Exercise goal
Tally the lines of the data that include the word "JSON" and state the total, nothing else.

Provided entries
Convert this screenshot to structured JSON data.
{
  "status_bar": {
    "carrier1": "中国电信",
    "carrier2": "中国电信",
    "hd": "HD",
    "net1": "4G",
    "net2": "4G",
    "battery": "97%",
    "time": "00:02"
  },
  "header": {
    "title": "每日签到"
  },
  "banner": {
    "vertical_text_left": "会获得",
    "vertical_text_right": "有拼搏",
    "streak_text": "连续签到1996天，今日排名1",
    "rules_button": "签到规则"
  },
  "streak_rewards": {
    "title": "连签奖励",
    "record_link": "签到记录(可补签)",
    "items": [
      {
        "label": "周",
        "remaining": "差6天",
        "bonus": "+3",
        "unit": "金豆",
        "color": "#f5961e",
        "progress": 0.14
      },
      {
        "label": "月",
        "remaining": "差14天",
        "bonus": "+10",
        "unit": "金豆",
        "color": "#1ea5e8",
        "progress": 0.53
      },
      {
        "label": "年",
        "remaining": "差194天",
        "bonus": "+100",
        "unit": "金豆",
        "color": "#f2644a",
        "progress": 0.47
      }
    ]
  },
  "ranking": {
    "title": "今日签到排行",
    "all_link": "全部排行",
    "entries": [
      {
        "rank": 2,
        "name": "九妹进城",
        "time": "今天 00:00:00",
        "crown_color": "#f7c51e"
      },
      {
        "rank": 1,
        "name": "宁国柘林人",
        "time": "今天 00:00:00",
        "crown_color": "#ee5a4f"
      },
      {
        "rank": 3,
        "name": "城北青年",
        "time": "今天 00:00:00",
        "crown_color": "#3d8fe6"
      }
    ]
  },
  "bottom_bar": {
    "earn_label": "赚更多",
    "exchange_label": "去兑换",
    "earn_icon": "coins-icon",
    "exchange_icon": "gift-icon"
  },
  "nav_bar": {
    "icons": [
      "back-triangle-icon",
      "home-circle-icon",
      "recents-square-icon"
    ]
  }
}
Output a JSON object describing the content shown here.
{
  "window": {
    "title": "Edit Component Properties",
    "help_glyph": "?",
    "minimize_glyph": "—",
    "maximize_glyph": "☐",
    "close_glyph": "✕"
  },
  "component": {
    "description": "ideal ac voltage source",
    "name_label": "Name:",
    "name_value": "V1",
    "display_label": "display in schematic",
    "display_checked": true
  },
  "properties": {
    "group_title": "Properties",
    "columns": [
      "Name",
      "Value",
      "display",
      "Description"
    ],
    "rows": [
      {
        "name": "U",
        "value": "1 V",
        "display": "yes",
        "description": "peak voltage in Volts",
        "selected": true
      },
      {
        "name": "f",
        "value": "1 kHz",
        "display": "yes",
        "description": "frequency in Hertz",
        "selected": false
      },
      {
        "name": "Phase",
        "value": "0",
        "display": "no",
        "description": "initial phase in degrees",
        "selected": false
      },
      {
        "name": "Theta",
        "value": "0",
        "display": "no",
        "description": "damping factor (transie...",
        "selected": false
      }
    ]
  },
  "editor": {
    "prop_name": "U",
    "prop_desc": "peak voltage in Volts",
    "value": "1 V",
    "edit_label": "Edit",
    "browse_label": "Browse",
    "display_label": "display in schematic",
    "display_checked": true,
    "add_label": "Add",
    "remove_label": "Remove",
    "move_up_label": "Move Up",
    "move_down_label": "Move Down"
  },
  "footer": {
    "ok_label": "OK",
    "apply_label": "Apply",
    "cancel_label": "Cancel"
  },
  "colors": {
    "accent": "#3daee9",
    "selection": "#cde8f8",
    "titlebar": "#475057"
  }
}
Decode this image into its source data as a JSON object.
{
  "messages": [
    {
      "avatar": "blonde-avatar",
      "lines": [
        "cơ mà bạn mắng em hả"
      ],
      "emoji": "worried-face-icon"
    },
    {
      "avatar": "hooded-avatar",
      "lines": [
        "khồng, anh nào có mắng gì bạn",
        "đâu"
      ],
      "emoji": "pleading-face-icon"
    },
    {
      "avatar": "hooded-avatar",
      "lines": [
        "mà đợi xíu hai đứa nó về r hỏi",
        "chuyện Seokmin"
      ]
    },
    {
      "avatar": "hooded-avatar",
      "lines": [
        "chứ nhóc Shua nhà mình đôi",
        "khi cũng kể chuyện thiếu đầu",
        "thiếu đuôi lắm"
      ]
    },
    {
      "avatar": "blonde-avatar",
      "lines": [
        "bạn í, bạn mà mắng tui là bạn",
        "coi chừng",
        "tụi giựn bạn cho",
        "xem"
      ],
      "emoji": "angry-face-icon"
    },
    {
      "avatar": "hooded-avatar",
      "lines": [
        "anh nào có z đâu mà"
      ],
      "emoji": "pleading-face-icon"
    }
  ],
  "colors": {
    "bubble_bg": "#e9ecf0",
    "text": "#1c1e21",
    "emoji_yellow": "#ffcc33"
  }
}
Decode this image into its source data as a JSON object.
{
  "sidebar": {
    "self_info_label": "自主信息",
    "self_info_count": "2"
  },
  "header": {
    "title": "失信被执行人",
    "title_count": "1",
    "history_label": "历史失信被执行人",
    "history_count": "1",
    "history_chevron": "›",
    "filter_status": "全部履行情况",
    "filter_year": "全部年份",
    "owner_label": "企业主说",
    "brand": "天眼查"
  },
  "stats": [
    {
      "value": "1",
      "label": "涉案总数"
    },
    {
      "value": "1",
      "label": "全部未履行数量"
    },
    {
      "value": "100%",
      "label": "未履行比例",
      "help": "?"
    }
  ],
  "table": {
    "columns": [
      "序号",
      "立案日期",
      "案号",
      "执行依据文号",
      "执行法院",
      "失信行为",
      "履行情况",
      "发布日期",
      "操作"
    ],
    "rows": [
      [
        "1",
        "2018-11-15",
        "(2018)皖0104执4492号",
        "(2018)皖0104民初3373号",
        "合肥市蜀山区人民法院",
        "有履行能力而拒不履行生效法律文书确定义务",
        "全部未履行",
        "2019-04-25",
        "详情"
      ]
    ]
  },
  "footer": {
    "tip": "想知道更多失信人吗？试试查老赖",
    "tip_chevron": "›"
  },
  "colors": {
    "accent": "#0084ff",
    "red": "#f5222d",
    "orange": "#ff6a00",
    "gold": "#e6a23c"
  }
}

Result of this task
4